Drake students gather for a group photo in South Africa.
Thirteen Drake students recently spent more than two weeks in South Africa visiting numerous historical sites and studying the country's vibrant and complicated past.
Before and during the trip, the students were exposed to South African films, oral narratives, poetry, non-fiction and fiction writing in order to think critically about issues related to apartheid, race, gender, class, sexuality and ethnicity in South Africa. View
photos of the trip online.
Assistant Professors of English Melisa Klimaszewski and Jennifer Perrine led the seminar and accompanied the students on the trip, Drake's first to South Africa.
"South Africa was incredible," said Chelsea Rink, a sophomore English and secondary education major from Davenport, Iowa. "With this seminar, my eyes opened to new places, new concepts and new kinds of people."
The trip's main goal was to help students understand the turbulent history of the country and race relations before, during and after apartheid. They visited several historical sites, including:
- Constitution Hill in Johannesburg
- The Apartheid Museum in Johannesburg
- The Cradle of Humankind in Gauteng
- Pilanesberg National Park Game Reserve
"By traveling abroad to visit South Africa and learning about its history in the country itself, students see and hear the history from the voices of South Africans themselves," Klimaszewski said. "In turn, we became more aware of the responsibilities attached to our own privileges in the United States."
Ben Hoffman, a junior writing and secondary education major from West Des Moines, Iowa, agreed with Klimaszewski.
"The experience was unique because South Africa is so different from anywhere else," said Hoffman. "The trip made me a global citizen because it helped me recognize aspects of my American-ness that I had never realized before."
After returning to Des Moines, the students and professors met at Drake for post-travel discussions and writing workshops.

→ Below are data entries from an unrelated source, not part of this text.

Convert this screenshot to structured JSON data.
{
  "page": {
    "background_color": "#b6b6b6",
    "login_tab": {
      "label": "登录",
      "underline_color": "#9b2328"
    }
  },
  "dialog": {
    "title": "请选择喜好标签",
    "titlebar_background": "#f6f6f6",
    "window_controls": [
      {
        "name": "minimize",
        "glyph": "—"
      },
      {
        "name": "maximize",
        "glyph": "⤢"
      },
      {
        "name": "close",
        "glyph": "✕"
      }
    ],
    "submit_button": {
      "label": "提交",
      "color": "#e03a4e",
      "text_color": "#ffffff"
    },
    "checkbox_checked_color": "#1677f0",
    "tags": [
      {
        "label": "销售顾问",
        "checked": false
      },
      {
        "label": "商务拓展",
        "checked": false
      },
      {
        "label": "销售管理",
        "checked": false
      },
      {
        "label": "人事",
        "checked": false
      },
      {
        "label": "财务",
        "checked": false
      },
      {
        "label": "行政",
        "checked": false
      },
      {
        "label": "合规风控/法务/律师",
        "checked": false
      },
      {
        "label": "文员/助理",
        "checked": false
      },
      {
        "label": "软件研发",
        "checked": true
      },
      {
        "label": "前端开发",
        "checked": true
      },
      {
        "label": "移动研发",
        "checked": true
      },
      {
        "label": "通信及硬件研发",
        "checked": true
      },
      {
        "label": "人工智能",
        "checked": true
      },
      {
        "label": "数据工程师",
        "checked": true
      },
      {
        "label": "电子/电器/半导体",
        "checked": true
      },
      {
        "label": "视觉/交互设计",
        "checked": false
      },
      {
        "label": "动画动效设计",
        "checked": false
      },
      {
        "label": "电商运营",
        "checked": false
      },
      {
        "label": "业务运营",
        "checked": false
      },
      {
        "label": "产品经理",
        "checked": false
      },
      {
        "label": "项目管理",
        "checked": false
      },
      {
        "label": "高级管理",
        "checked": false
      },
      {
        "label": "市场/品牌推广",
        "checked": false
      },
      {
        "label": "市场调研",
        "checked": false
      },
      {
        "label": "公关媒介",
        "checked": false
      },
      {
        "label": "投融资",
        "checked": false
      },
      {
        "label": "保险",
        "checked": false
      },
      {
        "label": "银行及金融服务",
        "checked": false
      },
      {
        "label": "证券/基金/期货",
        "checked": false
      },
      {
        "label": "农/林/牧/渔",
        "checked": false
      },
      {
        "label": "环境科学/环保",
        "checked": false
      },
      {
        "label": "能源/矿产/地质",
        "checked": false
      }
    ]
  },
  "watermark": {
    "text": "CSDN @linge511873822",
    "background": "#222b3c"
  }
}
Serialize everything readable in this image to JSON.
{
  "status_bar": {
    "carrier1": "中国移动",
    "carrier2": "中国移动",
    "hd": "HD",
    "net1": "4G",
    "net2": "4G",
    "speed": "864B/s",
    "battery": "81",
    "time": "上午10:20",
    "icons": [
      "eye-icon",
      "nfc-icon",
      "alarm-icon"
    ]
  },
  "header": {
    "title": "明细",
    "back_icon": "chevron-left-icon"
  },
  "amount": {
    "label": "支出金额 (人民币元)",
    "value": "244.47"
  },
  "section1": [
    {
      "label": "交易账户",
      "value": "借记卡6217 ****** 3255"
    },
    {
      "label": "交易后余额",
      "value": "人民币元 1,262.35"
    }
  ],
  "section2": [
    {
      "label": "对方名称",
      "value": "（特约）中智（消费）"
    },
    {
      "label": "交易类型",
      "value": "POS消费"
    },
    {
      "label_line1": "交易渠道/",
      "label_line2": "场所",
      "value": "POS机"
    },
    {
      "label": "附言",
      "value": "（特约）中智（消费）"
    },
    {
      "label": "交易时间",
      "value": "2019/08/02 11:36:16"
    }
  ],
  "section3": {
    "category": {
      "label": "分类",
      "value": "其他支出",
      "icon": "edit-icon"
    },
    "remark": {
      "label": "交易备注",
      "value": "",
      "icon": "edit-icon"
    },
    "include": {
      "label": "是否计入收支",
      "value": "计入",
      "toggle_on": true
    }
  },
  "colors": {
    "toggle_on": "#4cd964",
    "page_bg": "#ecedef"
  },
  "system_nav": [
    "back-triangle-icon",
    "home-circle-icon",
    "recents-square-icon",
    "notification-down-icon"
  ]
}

"Co-leading a class that, in many ways, lasted 24 hours a day for 18 days made me more reflective about my teaching and increased my appreciation for how much students contribute to my learning process," Perrine said. "This was a valuable experience for everyone involved."